So I take off the cap - Phew! - it has a nib! (Still not even paying attention to what nib, or if it is in good shape!) I slowly started noticing the REALLY obvious dents all over the pen, and the fact that the clip is slightly bent out of shape! But the real dissapointment came when I pulled the lever - nothing - no resistance at all. Well... it was only 15 Euros, so I could have known that the mechanism wouldn't work!
So, I go to the kind lady who organises the pen show, and ask her if there's a nibmeister (or pen repairer, pen doctor, whatever!) attending the show. It was my lucky day, there was indeed a fine gentleman at the show that would be able to fix it! Francis, better known as 'Fountainbel' within the pen community (Yes, the designer of the Belgian Conid pens) agreed to fix it and send it over when it was done. Easy! And not that expensive, for another 15 Euros, Francis replaced the sac and lever mechanism!
So a few days ago, my Estie landed in the mailbox. I opened the packaging (nicely protected in a plastic container!) and rushed upstairs to my room to fill it up! - Oh! And I finally took the time to figure out which model it was - a double jewel J - and which nib it had installed - a 9550 firm extra fine! - So I filled it up with P.W. Akkerman Binnenhof Blues (it seemed appropriate to use ink that comes in a vintage-looking bottle in a vintage pen!), which was a breeze! The mechanism worked perfectly and, even though there's no possible way of finding out how much ink it takes, I'm pretty convinced it filled up pretty well!

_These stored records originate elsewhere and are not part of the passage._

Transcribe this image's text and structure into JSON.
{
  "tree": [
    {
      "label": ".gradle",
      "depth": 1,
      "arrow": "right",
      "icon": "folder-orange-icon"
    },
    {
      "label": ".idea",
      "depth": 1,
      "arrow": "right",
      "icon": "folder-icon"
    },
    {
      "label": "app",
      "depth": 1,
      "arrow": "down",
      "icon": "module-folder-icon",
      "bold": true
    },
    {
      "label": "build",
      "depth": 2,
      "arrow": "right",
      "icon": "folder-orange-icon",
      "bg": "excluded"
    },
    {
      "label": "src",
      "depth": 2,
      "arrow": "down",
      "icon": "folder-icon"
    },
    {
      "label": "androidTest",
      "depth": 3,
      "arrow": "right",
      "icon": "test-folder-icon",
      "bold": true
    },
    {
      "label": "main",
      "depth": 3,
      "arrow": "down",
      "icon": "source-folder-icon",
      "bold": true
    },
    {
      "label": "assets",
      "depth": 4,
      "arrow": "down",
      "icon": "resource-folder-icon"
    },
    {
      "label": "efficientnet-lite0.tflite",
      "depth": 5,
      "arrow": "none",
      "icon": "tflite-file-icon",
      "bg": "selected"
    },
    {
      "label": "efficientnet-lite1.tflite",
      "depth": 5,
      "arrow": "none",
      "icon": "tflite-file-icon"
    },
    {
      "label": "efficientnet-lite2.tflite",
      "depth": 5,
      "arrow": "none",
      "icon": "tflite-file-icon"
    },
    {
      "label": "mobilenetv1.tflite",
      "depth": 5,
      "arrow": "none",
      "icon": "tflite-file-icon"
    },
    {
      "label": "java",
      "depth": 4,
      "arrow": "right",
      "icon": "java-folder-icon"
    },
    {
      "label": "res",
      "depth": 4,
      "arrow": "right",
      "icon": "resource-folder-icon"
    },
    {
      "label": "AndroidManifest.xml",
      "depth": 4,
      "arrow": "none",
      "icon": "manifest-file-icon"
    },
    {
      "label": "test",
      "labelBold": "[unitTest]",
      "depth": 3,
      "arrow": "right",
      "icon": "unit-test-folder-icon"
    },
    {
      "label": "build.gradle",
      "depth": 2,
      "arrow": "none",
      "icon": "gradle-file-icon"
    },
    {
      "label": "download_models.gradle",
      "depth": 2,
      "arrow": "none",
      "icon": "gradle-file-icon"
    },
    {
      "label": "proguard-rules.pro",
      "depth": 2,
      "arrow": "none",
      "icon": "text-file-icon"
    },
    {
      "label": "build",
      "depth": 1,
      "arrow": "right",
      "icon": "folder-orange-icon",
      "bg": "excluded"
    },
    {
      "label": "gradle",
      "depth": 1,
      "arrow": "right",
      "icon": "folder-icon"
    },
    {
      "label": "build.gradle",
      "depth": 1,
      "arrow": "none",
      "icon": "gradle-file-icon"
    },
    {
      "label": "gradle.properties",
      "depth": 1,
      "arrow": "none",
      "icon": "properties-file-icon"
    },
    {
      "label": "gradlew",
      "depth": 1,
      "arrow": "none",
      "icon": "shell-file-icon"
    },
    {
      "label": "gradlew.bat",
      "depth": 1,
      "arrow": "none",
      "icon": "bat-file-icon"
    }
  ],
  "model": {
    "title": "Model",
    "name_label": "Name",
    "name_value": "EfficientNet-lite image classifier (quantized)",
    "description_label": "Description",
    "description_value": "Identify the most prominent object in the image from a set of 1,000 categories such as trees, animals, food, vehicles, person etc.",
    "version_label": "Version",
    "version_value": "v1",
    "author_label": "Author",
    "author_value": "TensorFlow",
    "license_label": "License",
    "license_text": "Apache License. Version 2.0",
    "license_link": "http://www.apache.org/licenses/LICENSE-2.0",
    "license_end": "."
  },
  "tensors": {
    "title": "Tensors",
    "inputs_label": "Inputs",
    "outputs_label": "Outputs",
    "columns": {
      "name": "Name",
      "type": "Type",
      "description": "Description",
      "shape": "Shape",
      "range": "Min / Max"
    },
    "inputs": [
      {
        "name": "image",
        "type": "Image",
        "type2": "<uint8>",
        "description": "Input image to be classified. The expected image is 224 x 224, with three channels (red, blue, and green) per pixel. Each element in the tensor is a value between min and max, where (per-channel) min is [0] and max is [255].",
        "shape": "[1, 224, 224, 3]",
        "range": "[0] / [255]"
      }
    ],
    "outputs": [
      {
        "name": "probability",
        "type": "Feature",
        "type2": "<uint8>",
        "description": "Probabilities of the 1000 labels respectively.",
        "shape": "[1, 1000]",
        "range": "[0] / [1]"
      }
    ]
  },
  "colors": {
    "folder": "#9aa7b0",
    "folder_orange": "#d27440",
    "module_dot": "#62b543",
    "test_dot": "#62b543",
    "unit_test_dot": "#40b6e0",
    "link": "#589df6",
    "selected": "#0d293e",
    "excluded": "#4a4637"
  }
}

The J is a pretty normal sized pen, with a low weight (Plastic build) and a pretty nice design, even for today's standards. Unposted, it's not extremely long. The cap can be posted, though it's not the most secure fit! Apart from the dents and scratches, the red pearlised finish is beautiful to look at, and based on some internet research, there's got to be at least one design or color that suits your style!
Putting the nib to the paper is -WOW- pretty amazing really! I never expected a fifty year old pen (if not older!) to write this effortless. The extra fine is not as fine as I expected, but wonderfully smooth, and it has a nicely balanced flow. The only issue I found was that the feed would have trouble keeping up after a while. I forgot to mention that the feed has a scratch, or rather hole in it, and no, it's not part of the design... Wait, HOW THE HELL DOES ONE ACCIDENTALLY PUT A HOLE IN A FEED!?! Anyway, all things considered, the performance of this Esterbrook certainly lives up to its expectations! I'm a happy Estie-owner!
The price of an Esterbrook varies depending on a number of factors (color, size, model, year, nib,..) But it's safe to say that 30 Euros or 30 USDollars will get you somewhere. It might not be in the most pristine condition, but hey, it's probably older than yourself, so give it a break!